In an ideal world, the baby's increasing needs and the mother's increasing supply of mature milk coincide and dovetail nicely, so that the baby's increasing daily needs are satisfied with whatever increased volume the new mother is producing on each consecutive day after the birth. However, nature---while miraculous and wonderful---does not always hit the mark with perfect timing in these early days. Many newborns' needs increase before the mother's volume of milk does, and as a result, they may appear fussy at the breast and may persistently feed in the early days post-partum, in an attempt to bring in the mature milk and increase its volume. In primitive societies, this is easily solved by handing the newborn baby off to a fully-lactating woman to get a full feeding. However, we no longer live in these times of "cross-nursing." Sometimes, when the gap is too big between a baby’s demands and his mother’s milk coming in, we need to supplement and have the new mother begin pumping to bring in the supply faster. This type of cluster-feeding is short-lived, and can easily be solved within the first week of nursing with some knowledgeable guidance.

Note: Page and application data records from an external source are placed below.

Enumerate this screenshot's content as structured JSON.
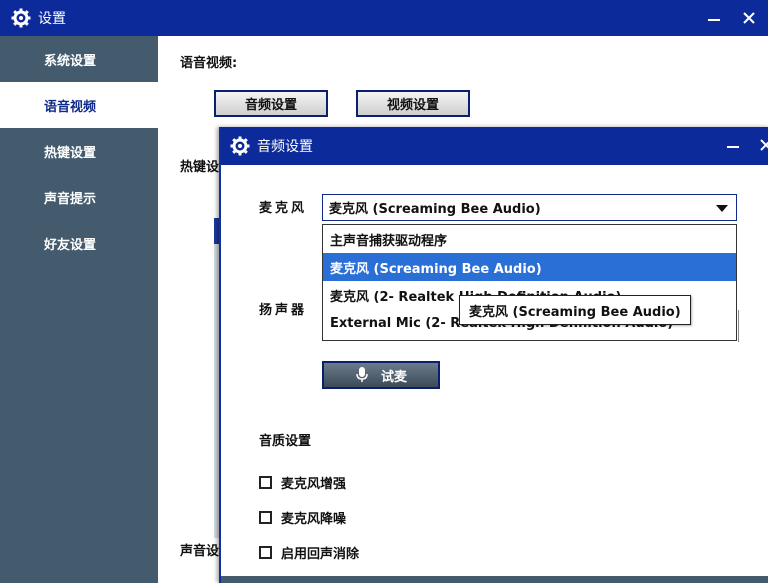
{
  "main_window": {
    "title": "设置",
    "sidebar": [
      {
        "label": "系统设置",
        "active": false
      },
      {
        "label": "语音视频",
        "active": true
      },
      {
        "label": "热键设置",
        "active": false
      },
      {
        "label": "声音提示",
        "active": false
      },
      {
        "label": "好友设置",
        "active": false
      }
    ],
    "content": {
      "section_voice_title": "语音视频:",
      "audio_settings_button": "音频设置",
      "video_settings_button": "视频设置",
      "section_hotkey_title_partial": "热键设",
      "section_sound_title_partial": "声音设"
    }
  },
  "audio_dialog": {
    "title": "音频设置",
    "mic_label": "麦克风",
    "mic_selected": "麦克风 (Screaming Bee Audio)",
    "mic_options": [
      "主声音捕获驱动程序",
      "麦克风 (Screaming Bee Audio)",
      "麦克风 (2- Realtek High Definition Audio)",
      "External Mic (2- Realtek High Definition Audio)"
    ],
    "mic_selected_index": 1,
    "tooltip": "麦克风 (Screaming Bee Audio)",
    "speaker_label": "扬声器",
    "test_button": "试麦",
    "quality_label": "音质设置",
    "checkboxes": [
      {
        "label": "麦克风增强",
        "checked": false
      },
      {
        "label": "麦克风降噪",
        "checked": false
      },
      {
        "label": "启用回声消除",
        "checked": false
      }
    ]
  },
  "colors": {
    "titlebar": "#0d2a9a",
    "sidebar": "#445b6d",
    "selected_option": "#2a6fd6"
  }
}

Once nursing is established---within the first couple of weeks of the baby's life---cluster feeding can crop up from time to time, even daily for certain periods. It is important to be informed about the difference between "normal" cluster feeding and problematic cluster feeding. What does it mean when we say, "once nursing is established"? Typically what this means is that the baby is capable of getting a full feeding from the breast (with no supplement needed), that he is having plenty of stools and wet diapers a day, is gaining weight and---in general---is giving the new mother discreet breaks between feedings; that is to say, each feeding has a beginning, a duration and---most importantly---an end. When nursing is properly established according to these guidelines, there will be occasional periods of persistent feeding (where you can't "put the baby down" and he seems to constantly be at the breast), which typically occur from 4:00 pm onwards.

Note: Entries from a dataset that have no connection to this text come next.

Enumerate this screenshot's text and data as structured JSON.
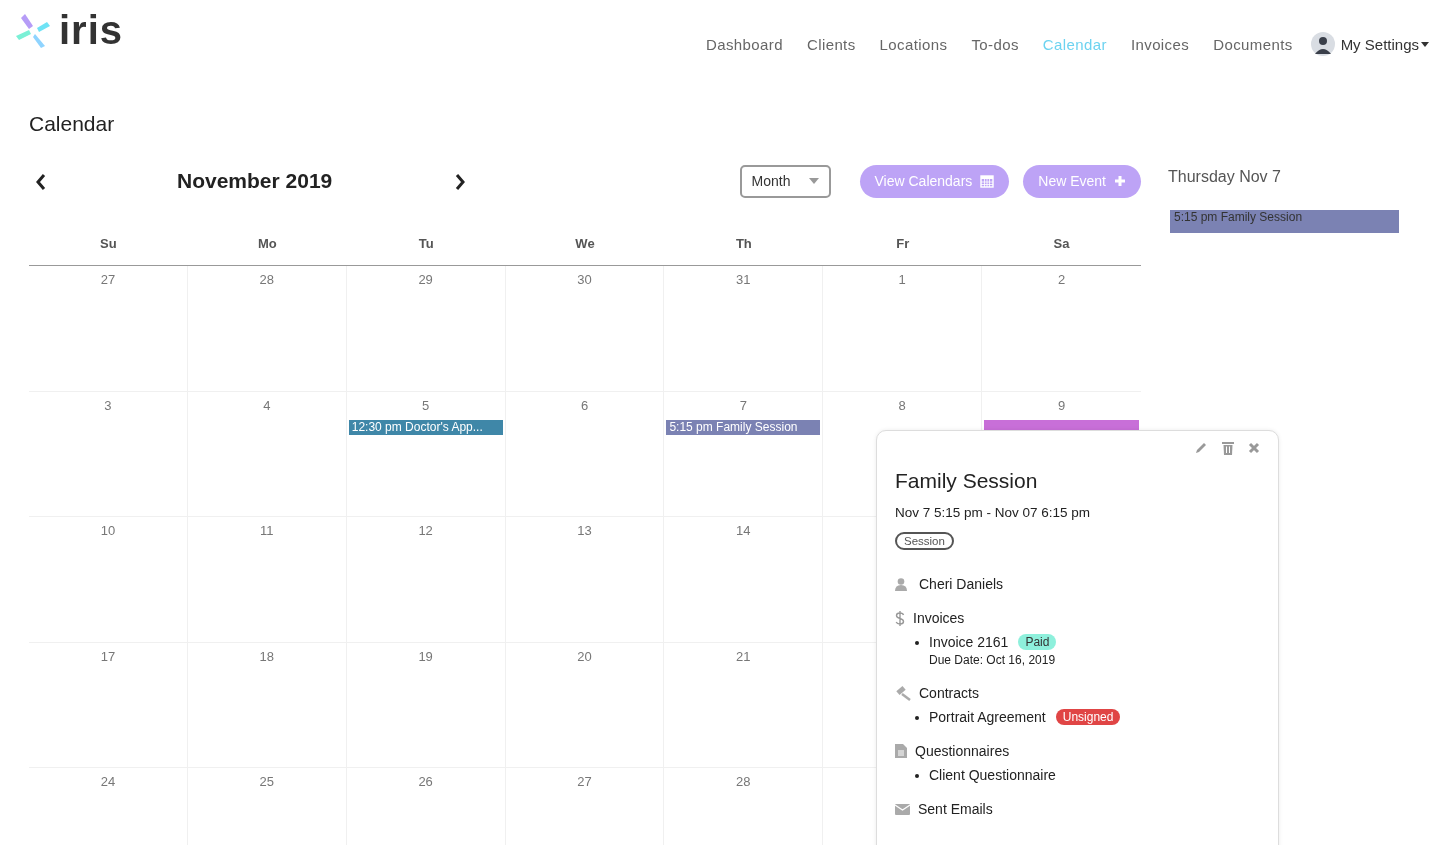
{
  "brand": {
    "name": "iris"
  },
  "nav": {
    "items": [
      {
        "label": "Dashboard",
        "selected": false
      },
      {
        "label": "Clients",
        "selected": false
      },
      {
        "label": "Locations",
        "selected": false
      },
      {
        "label": "To-dos",
        "selected": false
      },
      {
        "label": "Calendar",
        "selected": true
      },
      {
        "label": "Invoices",
        "selected": false
      },
      {
        "label": "Documents",
        "selected": false
      }
    ],
    "settings": "My Settings"
  },
  "page": {
    "title": "Calendar"
  },
  "toolbar": {
    "month_label": "November 2019",
    "view_select": "Month",
    "buttons": [
      "View Calendars",
      "New Event"
    ]
  },
  "calendar": {
    "weekdays": [
      "Su",
      "Mo",
      "Tu",
      "We",
      "Th",
      "Fr",
      "Sa"
    ],
    "weeks": [
      [
        {
          "day": "27"
        },
        {
          "day": "28"
        },
        {
          "day": "29"
        },
        {
          "day": "30"
        },
        {
          "day": "31"
        },
        {
          "day": "1"
        },
        {
          "day": "2"
        }
      ],
      [
        {
          "day": "3"
        },
        {
          "day": "4"
        },
        {
          "day": "5",
          "events": [
            {
              "title": "12:30 pm Doctor's App...",
              "color": "#3f87a8"
            }
          ]
        },
        {
          "day": "6"
        },
        {
          "day": "7",
          "events": [
            {
              "title": "5:15 pm Family Session",
              "color": "#7b82b3"
            }
          ]
        },
        {
          "day": "8"
        },
        {
          "day": "9",
          "events": [
            {
              "color": "#c86fd8"
            }
          ]
        }
      ],
      [
        {
          "day": "10"
        },
        {
          "day": "11"
        },
        {
          "day": "12"
        },
        {
          "day": "13"
        },
        {
          "day": "14"
        }
      ],
      [
        {
          "day": "17"
        },
        {
          "day": "18"
        },
        {
          "day": "19"
        },
        {
          "day": "20"
        },
        {
          "day": "21"
        }
      ],
      [
        {
          "day": "24"
        },
        {
          "day": "25"
        },
        {
          "day": "26"
        },
        {
          "day": "27"
        },
        {
          "day": "28"
        }
      ]
    ]
  },
  "day_panel": {
    "title": "Thursday Nov 7",
    "events": [
      {
        "title": "5:15 pm Family Session",
        "color": "#7b82b3"
      }
    ]
  },
  "popover": {
    "title": "Family Session",
    "time": "Nov 7 5:15 pm - Nov 07 6:15 pm",
    "tag": "Session",
    "client": "Cheri Daniels",
    "sections": [
      {
        "kind": "invoices",
        "heading": "Invoices",
        "items": [
          {
            "label": "Invoice 2161",
            "badge": "Paid",
            "color": "#8ef0dc",
            "sub": "Due Date: Oct 16, 2019"
          }
        ]
      },
      {
        "kind": "contracts",
        "heading": "Contracts",
        "items": [
          {
            "label": "Portrait Agreement",
            "badge": "Unsigned",
            "color": "#e04545"
          }
        ]
      },
      {
        "kind": "questionnaires",
        "heading": "Questionnaires",
        "items": [
          {
            "label": "Client Questionnaire"
          }
        ]
      },
      {
        "kind": "emails",
        "heading": "Sent Emails"
      }
    ]
  }
}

If the baby persistently feeds around the clock and is fussy at the breast constantly, this may indicate that he is not able to access a full feeding at the breast. It is important to take note of the frequency of these cluster feeding periods so that you can determine if they are an early sign of a breastfeeding problem, or within the norm of young infant behavior. If you sense that the baby is not getting enough at each feeding, consult with your pediatrician or a local Board Certified lactation Consultant for a care plan.

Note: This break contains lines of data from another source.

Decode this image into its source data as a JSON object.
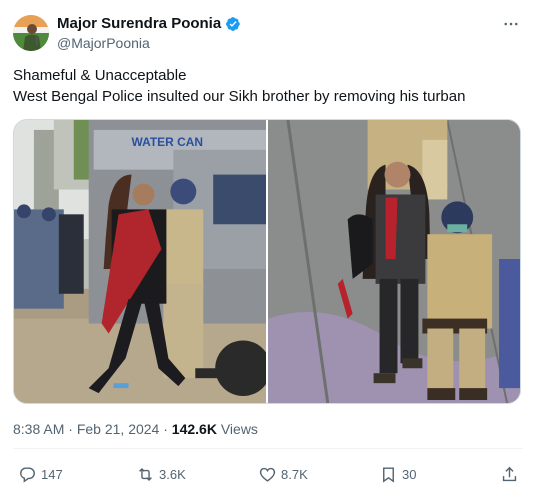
{
  "author": {
    "name": "Major Surendra Poonia",
    "handle": "@MajorPoonia",
    "verified": true
  },
  "tweet": {
    "lines": [
      "Shameful & Unacceptable",
      "West Bengal Police insulted our Sikh brother by removing his turban"
    ]
  },
  "media": {
    "images": [
      {
        "icon": "photo-police-vehicle-scene",
        "vehicle_text": "WATER CAN"
      },
      {
        "icon": "photo-police-escort-scene"
      }
    ]
  },
  "meta": {
    "time": "8:38 AM",
    "separator": "·",
    "date": "Feb 21, 2024",
    "views_count": "142.6K",
    "views_label": "Views"
  },
  "actions": {
    "replies": "147",
    "reposts": "3.6K",
    "likes": "8.7K",
    "bookmarks": "30"
  },
  "colors": {
    "verified": "#1d9bf0",
    "secondary_text": "#536471",
    "primary_text": "#0f1419",
    "border": "#cfd9de"
  }
}
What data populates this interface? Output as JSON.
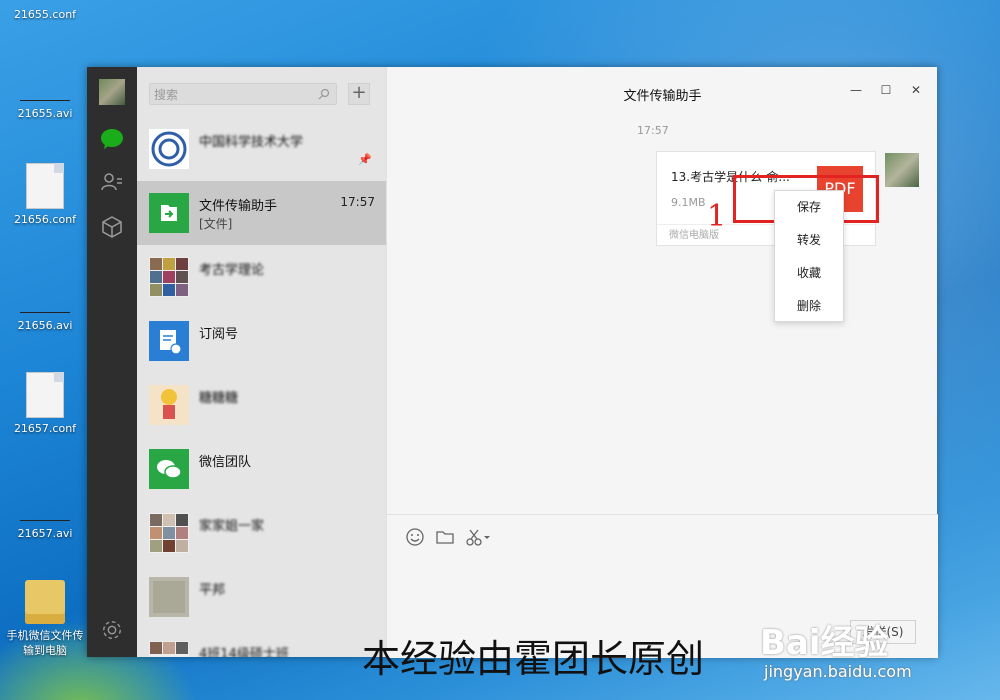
{
  "desktop": {
    "icons": [
      {
        "label": "21655.conf"
      },
      {
        "label": "21655.avi"
      },
      {
        "label": "21656.conf"
      },
      {
        "label": "21656.avi"
      },
      {
        "label": "21657.conf"
      },
      {
        "label": "21657.avi"
      },
      {
        "label": "手机微信文件传输到电脑"
      }
    ]
  },
  "search": {
    "placeholder": "搜索"
  },
  "chats": [
    {
      "name": "中国科学技术大学",
      "sub": "",
      "time": ""
    },
    {
      "name": "文件传输助手",
      "sub": "[文件]",
      "time": "17:57"
    },
    {
      "name": "考古学理论",
      "sub": "",
      "time": ""
    },
    {
      "name": "订阅号",
      "sub": "",
      "time": ""
    },
    {
      "name": "糖糖糖",
      "sub": "",
      "time": ""
    },
    {
      "name": "微信团队",
      "sub": "",
      "time": ""
    },
    {
      "name": "家家姐一家",
      "sub": "",
      "time": ""
    },
    {
      "name": "平邦",
      "sub": "",
      "time": ""
    },
    {
      "name": "4班14级硕士班",
      "sub": "",
      "time": ""
    }
  ],
  "conversation": {
    "title": "文件传输助手",
    "timestamp": "17:57",
    "file": {
      "name": "13.考古学是什么-俞...",
      "size": "9.1MB",
      "type": "PDF",
      "source": "微信电脑版"
    }
  },
  "context_menu": {
    "items": [
      "保存",
      "转发",
      "收藏",
      "删除"
    ]
  },
  "annotation": {
    "number": "1"
  },
  "composer": {
    "send_label": "发送(S)"
  },
  "watermark": {
    "text": "本经验由霍团长原创"
  },
  "brand": {
    "logo_text": "Bai经验",
    "url": "jingyan.baidu.com"
  },
  "colors": {
    "accent_green": "#1aad19",
    "pdf_red": "#e8432e",
    "highlight_red": "#e32222"
  }
}
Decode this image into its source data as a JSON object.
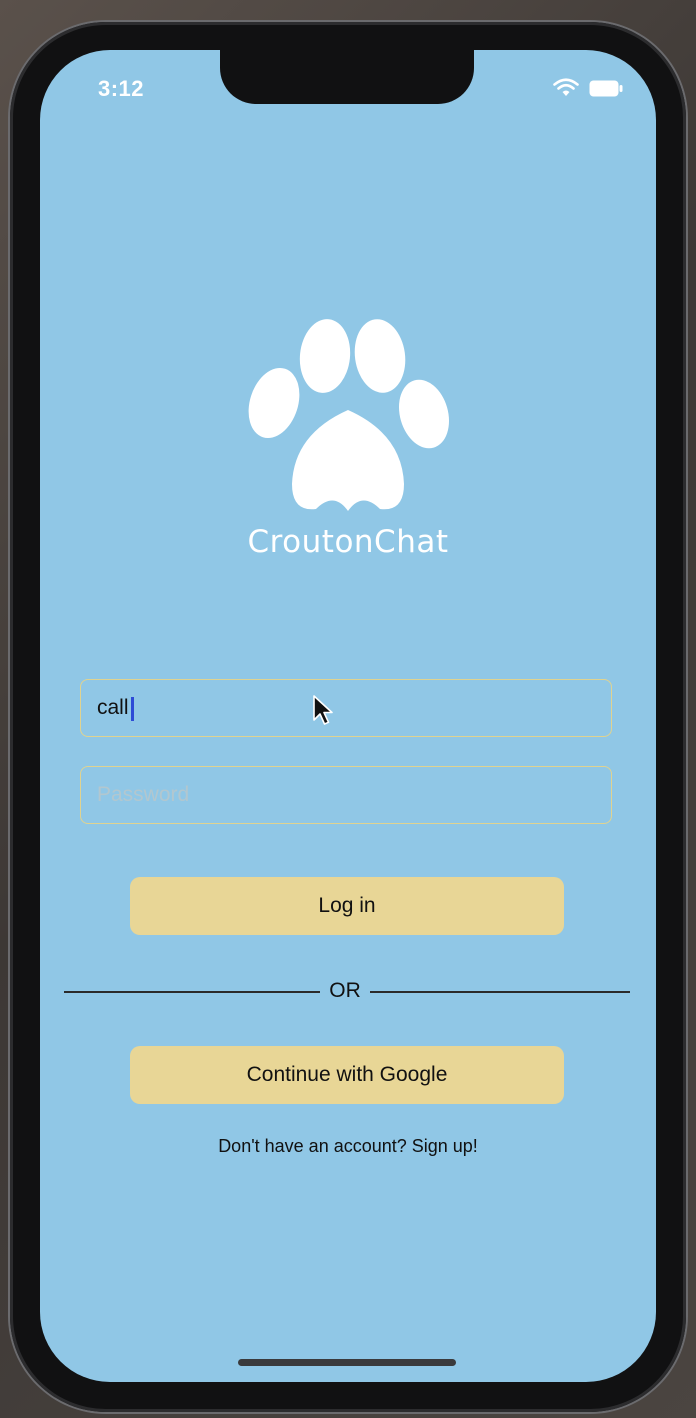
{
  "status_bar": {
    "time": "3:12",
    "wifi_icon": "wifi-icon",
    "battery_icon": "battery-icon"
  },
  "brand": {
    "logo_icon": "paw-print-icon",
    "name": "CroutonChat"
  },
  "login_form": {
    "username_value": "call",
    "password_placeholder": "Password",
    "login_label": "Log in",
    "divider_text": "OR",
    "google_label": "Continue with Google",
    "signup_text": "Don't have an account? Sign up!"
  },
  "colors": {
    "background": "#90c7e6",
    "button": "#e8d696",
    "field_border": "#e0d390"
  }
}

New fathers can help mothers tremendously during normal periods of cluster feeding; holding the baby, walking with him and trying to soothe him between feedings or giving a bottle if the feeding has been going on for hours, are all valuable contributions that a new father can offer to help give mom a break. If a bottle is given, the mother just needs to make sure that she pumps to drain the breasts for that particular feeding. Remember to cherish these early weeks and months; although they may be trying, they are ultimately short-lived and transient.